The great author Robertson Davies felt he never quite belonged. To what? or to whom? he never made quite certain, but he described an itinerant childhood in Canada that made him feel distant which gave him a necessary ruthlessness and watchful quality that made him more agreeable towards the solitary toil of writing.
His father was a newspaperman, a publisher and editor, who became a politician. To escape from under his father’s strong and domineering personality, Roberston decided to focus on his own strengths and ambitions. At first he decided to be an actor. He moved to England, studied at Oxford University. But when he returned to Canada, he worked for twenty years as a newspaperman. He still harbored his own ambitions. At night, he started writing the plays and books that made him one of the twentieth century’s most respected writers.
At the time of this interview in 1973, Davies had completed Fifth Business and The Manticore, the first 2 volumes of his brilliant Deptford Trilogy, and was working on the third World of Wonders. The trilogy hangs on one incident that has dramatic and far-reaching consequences on a group of townspeople at the turn of the 20th century.
Davies was a genuinely learned man. His novels are filled with jokes, allusions, literary references and themes, that give bountiful pleasures to the reader.
In this interview, you will find him gently poking fun at himself and other scribes with this description of his trade:

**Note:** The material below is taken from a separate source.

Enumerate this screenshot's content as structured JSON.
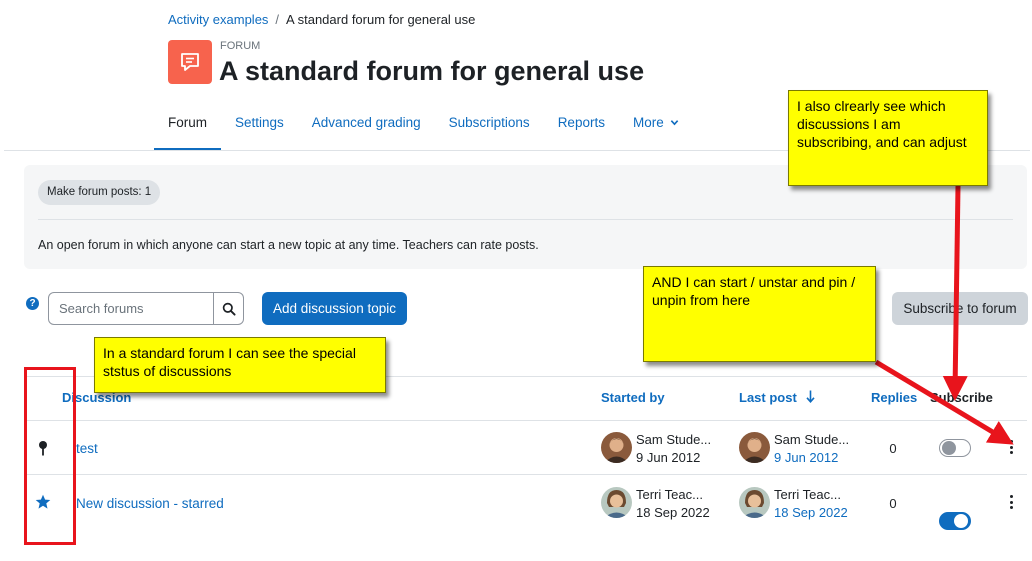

‘Writers are curious people, in that they tend to be withdrawn, they tend to be rather grumpy and unhappy, they tend to take offense very readily, and they tend to harbor grievances more than a great many people do, and they tend to be hypochondriacs.’
Davies had a great interest in psychology. He was influenced by Jung, but thought Freud had a dreadful reductive quality. Yet, he felt neither gave a full or satisfactory answer to what is experienced in life.
This interview wanders around its subject, encompassing his acting, his father, his childhood, his writing, his journalism, and his academic life. It is a rare look at one of fiction’s most intelligent writers.